Title: Murder in Bollywood; Author: Shadab Amjad Khan; Publisher: Penguin India; Pages: 256; Price: Rs.250
It is an eerie, dark night in a deserted studio on the outskirts of Mumbai where Bollywood’s leading director Nikhil Kapoor dies of a powerful electric shock. Across the city, in a opulent hotel where she comes for a celebrity product endorsement, his wife and reigning diva Mallika Kapoor succumbs to a drug overdose. Police initially rule both deaths accidental, but have soon reason to re-think their assessment.
This happens as they learn the director, just two nights before his death, had made a shocking revelation.

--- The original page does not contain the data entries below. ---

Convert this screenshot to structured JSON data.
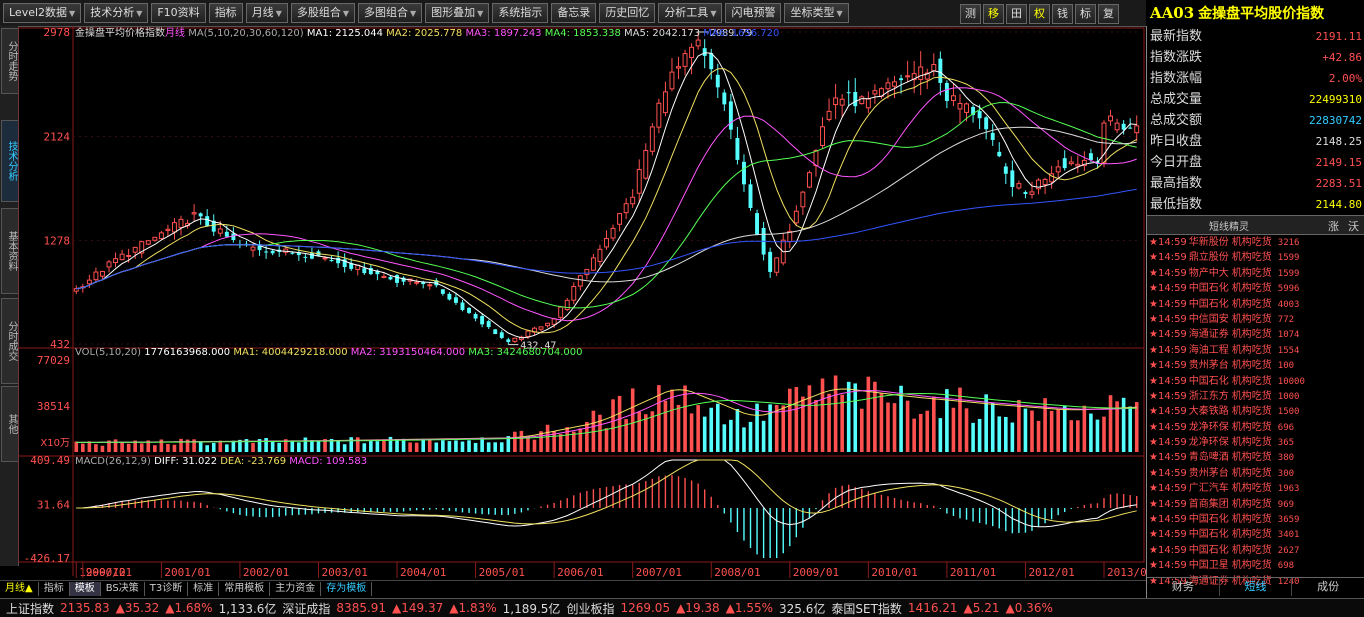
{
  "toolbar": {
    "buttons": [
      {
        "label": "Level2数据",
        "arrow": true
      },
      {
        "label": "技术分析",
        "arrow": true
      },
      {
        "label": "F10资料",
        "arrow": false
      },
      {
        "label": "指标",
        "arrow": false
      },
      {
        "label": "月线",
        "arrow": true
      },
      {
        "label": "多股组合",
        "arrow": true
      },
      {
        "label": "多图组合",
        "arrow": true
      },
      {
        "label": "图形叠加",
        "arrow": true
      },
      {
        "label": "系统指示",
        "arrow": false
      },
      {
        "label": "备忘录",
        "arrow": false
      },
      {
        "label": "历史回忆",
        "arrow": false
      },
      {
        "label": "分析工具",
        "arrow": true
      },
      {
        "label": "闪电预警",
        "arrow": false
      },
      {
        "label": "坐标类型",
        "arrow": true
      }
    ],
    "right_buttons": [
      {
        "label": "测",
        "on": false
      },
      {
        "label": "移",
        "on": true
      },
      {
        "label": "田",
        "on": false
      },
      {
        "label": "权",
        "on": true
      },
      {
        "label": "钱",
        "on": false
      },
      {
        "label": "标",
        "on": false
      },
      {
        "label": "复",
        "on": false
      }
    ]
  },
  "title": {
    "code": "AA03",
    "name": "金操盘平均股价指数"
  },
  "left_tabs": [
    {
      "label": "分时走势",
      "active": false
    },
    {
      "label": "技术分析",
      "active": true
    },
    {
      "label": "基本资料",
      "active": false
    },
    {
      "label": "分时成交",
      "active": false
    },
    {
      "label": "其他",
      "active": false
    }
  ],
  "chart_data": [
    {
      "type": "candlestick",
      "name": "金操盘平均价格指数",
      "period": "月线",
      "ylim": [
        432,
        2978
      ],
      "y_ticks": [
        "2978",
        "2124",
        "1278",
        "432"
      ],
      "x_ticks": [
        "1999/12",
        "2000/01",
        "2001/01",
        "2002/01",
        "2003/01",
        "2004/01",
        "2005/01",
        "2006/01",
        "2007/01",
        "2008/01",
        "2009/01",
        "2010/01",
        "2011/01",
        "2012/01",
        "2013/01"
      ],
      "annotations": [
        {
          "label": "2989.79",
          "x": "2007/11"
        },
        {
          "label": "432.47",
          "x": "2005/06"
        }
      ],
      "indicator": "MA(5,10,20,30,60,120)",
      "legend": [
        {
          "name": "MA1: 2125.044",
          "color": "#ffffff"
        },
        {
          "name": "MA2: 2025.778",
          "color": "#f0e060"
        },
        {
          "name": "MA3: 1897.243",
          "color": "#ff55ff"
        },
        {
          "name": "MA4: 1853.338",
          "color": "#55ff55"
        },
        {
          "name": "MA5: 2042.173",
          "color": "#dddddd"
        },
        {
          "name": "MA6: 1656.720",
          "color": "#3355ff"
        }
      ],
      "keyframes": {
        "dates": [
          "1999/12",
          "2000/06",
          "2001/06",
          "2002/01",
          "2003/01",
          "2004/01",
          "2004/06",
          "2005/06",
          "2006/01",
          "2006/06",
          "2007/01",
          "2007/06",
          "2007/11",
          "2008/03",
          "2008/06",
          "2008/10",
          "2009/01",
          "2009/06",
          "2009/08",
          "2010/01",
          "2010/06",
          "2010/11",
          "2011/01",
          "2011/06",
          "2011/10",
          "2012/01",
          "2012/06",
          "2012/12",
          "2013/01",
          "2013/06"
        ],
        "close": [
          880,
          1120,
          1480,
          1230,
          1150,
          950,
          930,
          440,
          640,
          1050,
          1650,
          2550,
          2870,
          2400,
          1700,
          1000,
          1380,
          2200,
          2450,
          2400,
          2600,
          2700,
          2450,
          2300,
          1800,
          1650,
          1900,
          1950,
          2250,
          2191
        ]
      }
    },
    {
      "type": "bar",
      "name": "VOL",
      "indicator": "VOL(5,10,20)",
      "y_ticks": [
        "77029",
        "38514"
      ],
      "unit": "X10万",
      "legend": [
        {
          "name": "1776163968.000",
          "color": "#ffffff"
        },
        {
          "name": "MA1: 4004429218.000",
          "color": "#f0e060"
        },
        {
          "name": "MA2: 3193150464.000",
          "color": "#ff55ff"
        },
        {
          "name": "MA3: 3424680704.000",
          "color": "#55ff55"
        }
      ],
      "keyframes": {
        "dates": [
          "1999/12",
          "2003/01",
          "2005/06",
          "2006/06",
          "2007/06",
          "2008/06",
          "2009/06",
          "2010/06",
          "2011/06",
          "2012/06",
          "2013/06"
        ],
        "volume": [
          8000,
          9500,
          12000,
          25000,
          55000,
          28000,
          54000,
          46000,
          40000,
          35000,
          38000
        ]
      }
    },
    {
      "type": "line",
      "name": "MACD",
      "indicator": "MACD(26,12,9)",
      "y_ticks": [
        "409.49",
        "31.64",
        "-426.17"
      ],
      "legend": [
        {
          "name": "DIFF: 31.022",
          "color": "#ffffff"
        },
        {
          "name": "DEA: -23.769",
          "color": "#f0e060"
        },
        {
          "name": "MACD: 109.583",
          "color": "#ff55ff"
        }
      ]
    }
  ],
  "stats": [
    {
      "label": "最新指数",
      "value": "2191.11",
      "color": "#ff5050"
    },
    {
      "label": "指数涨跌",
      "value": "+42.86",
      "color": "#ff5050"
    },
    {
      "label": "指数涨幅",
      "value": "2.00%",
      "color": "#ff5050"
    },
    {
      "label": "总成交量",
      "value": "22499310",
      "color": "#ffff00"
    },
    {
      "label": "总成交额",
      "value": "22830742",
      "color": "#3cf"
    },
    {
      "label": "昨日收盘",
      "value": "2148.25",
      "color": "#ddd"
    },
    {
      "label": "今日开盘",
      "value": "2149.15",
      "color": "#ff5050"
    },
    {
      "label": "最高指数",
      "value": "2283.51",
      "color": "#ff5050"
    },
    {
      "label": "最低指数",
      "value": "2144.80",
      "color": "#ffff00"
    }
  ],
  "wizard": {
    "title": "短线精灵",
    "btn_b": "涨",
    "btn_c": "沃",
    "items": [
      {
        "time": "14:59",
        "stock": "华新股份",
        "event": "机构吃货",
        "num": "3216"
      },
      {
        "time": "14:59",
        "stock": "鼎立股份",
        "event": "机构吃货",
        "num": "1599"
      },
      {
        "time": "14:59",
        "stock": "物产中大",
        "event": "机构吃货",
        "num": "1599"
      },
      {
        "time": "14:59",
        "stock": "中国石化",
        "event": "机构吃货",
        "num": "5996"
      },
      {
        "time": "14:59",
        "stock": "中国石化",
        "event": "机构吃货",
        "num": "4003"
      },
      {
        "time": "14:59",
        "stock": "中信国安",
        "event": "机构吃货",
        "num": "772"
      },
      {
        "time": "14:59",
        "stock": "海通证券",
        "event": "机构吃货",
        "num": "1074"
      },
      {
        "time": "14:59",
        "stock": "海油工程",
        "event": "机构吃货",
        "num": "1554"
      },
      {
        "time": "14:59",
        "stock": "贵州茅台",
        "event": "机构吃货",
        "num": "100"
      },
      {
        "time": "14:59",
        "stock": "中国石化",
        "event": "机构吃货",
        "num": "10000"
      },
      {
        "time": "14:59",
        "stock": "浙江东方",
        "event": "机构吃货",
        "num": "1000"
      },
      {
        "time": "14:59",
        "stock": "大秦铁路",
        "event": "机构吃货",
        "num": "1500"
      },
      {
        "time": "14:59",
        "stock": "龙净环保",
        "event": "机构吃货",
        "num": "696"
      },
      {
        "time": "14:59",
        "stock": "龙净环保",
        "event": "机构吃货",
        "num": "365"
      },
      {
        "time": "14:59",
        "stock": "青岛啤酒",
        "event": "机构吃货",
        "num": "380"
      },
      {
        "time": "14:59",
        "stock": "贵州茅台",
        "event": "机构吃货",
        "num": "300"
      },
      {
        "time": "14:59",
        "stock": "广汇汽车",
        "event": "机构吃货",
        "num": "1963"
      },
      {
        "time": "14:59",
        "stock": "首商集团",
        "event": "机构吃货",
        "num": "969"
      },
      {
        "time": "14:59",
        "stock": "中国石化",
        "event": "机构吃货",
        "num": "3659"
      },
      {
        "time": "14:59",
        "stock": "中国石化",
        "event": "机构吃货",
        "num": "3401"
      },
      {
        "time": "14:59",
        "stock": "中国石化",
        "event": "机构吃货",
        "num": "2627"
      },
      {
        "time": "14:59",
        "stock": "中国卫星",
        "event": "机构吃货",
        "num": "698"
      },
      {
        "time": "14:59",
        "stock": "海通证券",
        "event": "机构吃货",
        "num": "1240"
      }
    ]
  },
  "side_tabs": [
    {
      "label": "财务",
      "active": false
    },
    {
      "label": "短线",
      "active": true
    },
    {
      "label": "成份",
      "active": false
    }
  ],
  "bottom_tabs": [
    {
      "label": "月线▲",
      "cls": "yellow"
    },
    {
      "label": "指标",
      "cls": ""
    },
    {
      "label": "模板",
      "cls": "active"
    },
    {
      "label": "BS决策",
      "cls": ""
    },
    {
      "label": "T3诊断",
      "cls": ""
    },
    {
      "label": "标准",
      "cls": ""
    },
    {
      "label": "常用模板",
      "cls": ""
    },
    {
      "label": "主力资金",
      "cls": ""
    },
    {
      "label": "存为模板",
      "cls": "blue"
    }
  ],
  "ticker": [
    {
      "name": "上证指数",
      "value": "2135.83",
      "change": "▲35.32",
      "pct": "▲1.68%",
      "vol": "1,133.6亿"
    },
    {
      "name": "深证成指",
      "value": "8385.91",
      "change": "▲149.37",
      "pct": "▲1.83%",
      "vol": "1,189.5亿"
    },
    {
      "name": "创业板指",
      "value": "1269.05",
      "change": "▲19.38",
      "pct": "▲1.55%",
      "vol": "325.6亿"
    },
    {
      "name": "泰国SET指数",
      "value": "1416.21",
      "change": "▲5.21",
      "pct": "▲0.36%",
      "vol": ""
    }
  ]
}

At a party of his friends – a leading actor, a diva-in-waiting, a hotshot producer, a fashion designer, socialite, his secretary and a doctor couple from his past, he disclosed that he knows among them is a killer, who will strike again.
As more murders, disguised as accidents, and attempts to kill follow, Mumbai police’s finest – the crime branch’s Special Case Squad, headed by the tough and determined Additional Commissioner of Police Meeta Kashyap, arrive on the scene. The investigation is entrusted to Senior Inspector Hossein Sheriyar Khan, nicknamed ‘Hoshiyar’ Khan after cracking the case of the murder of a leading industrialist – and later of the prime suspect.
But can he and his team find the lethal secrets in the victims and prospective victims’ past to forestall the fiendish designs of a cold-blooded killer and uncover the insidious conspiracy behind the murders? Are those threatened being honest at all? And above all, will their top boss, the petty, vindictive, and grandstanding Mumbai Police Commissioner T.L. Ghankar, who has considerable animus for Kashyap and her team, allow them to work unhindered?
This sets the stage for an absorbing crime story, with quite a few red herrings and twists (and a little bit of complicated motives), but more importantly, quite a bit of insight into workings of Bollywood and lives of its stars – but then it was to be expected from the author, who is a third generation scion of an illustrious film industry family, with his grandfather Jayant and father Amjad Khan being versatile actors, whose performances across the spectrum are still remembered and lauded.
It was a mark of the respect that Amjad Khan commanded that megastar Amitabh Bachchan, who faced him in several of his landmark films, launched the book.
Shadab Khan, who has acted in a few films and then been a scriptwriter, had ambitions to write a book and direct a film. With this, he succeeds in one, and offers a prospect towards the other, by penning something that seems to be waiting to be translated onto the silver screen. “Murder In Bollywood”, presented as an account painstakingly collected by a journalist attempting to get the full story of a string of sensational crimes about which police have just given a few, incomplete facts, creates a convincing millieu – right from its spooky start to the chilling but realistic end.
Its characters are too valuable to remain confined to a one-off and it is hoped they return soon.
The book also serves another signal end – connecting Bollywood and crime fiction. Bollywood has managed to pervade almost all facets of Indian life – but mystery fiction only fleetingly, despite offering a perfect setting for crimes of passion and vendetta with performers skilled in donning new faces and personas and pretending to be what they are not, and a surfeit of obsessive jealousy, overweening egos, cut-throat rivalry, illicit love, indulgent living, and relaxed code of morals.
There have been just a few attempts to use it – Madhumita Bhattacharyya’s feisty detective Reema Ray, who, in her second outing “Dead in a Mumbai Minute”, tries to solve the murder of a former assistant to a fading Bollywood superstar on a private island while Saurabh Garg’s “The Nidhi Kapoor Story” deals with various unsavoury happenings around a pedigreed leading actress with a troubled past, who is being targeted by unknown assailants. There could be more but are highly insufficient given the huge promise of this fertile millieu.
Shadab shows the way. His attempt may not be completely perfect – the sentences could have been little less longer, some characters utilised more, but on the whole, the work is most engrossing. Also like Bollywood films, fiction also need a certain willing suspension of disbelief – and this doesn’t transgress limits.
(31.10.2015 – Vikas Datta can be contacted at firstname.lastname@example.org)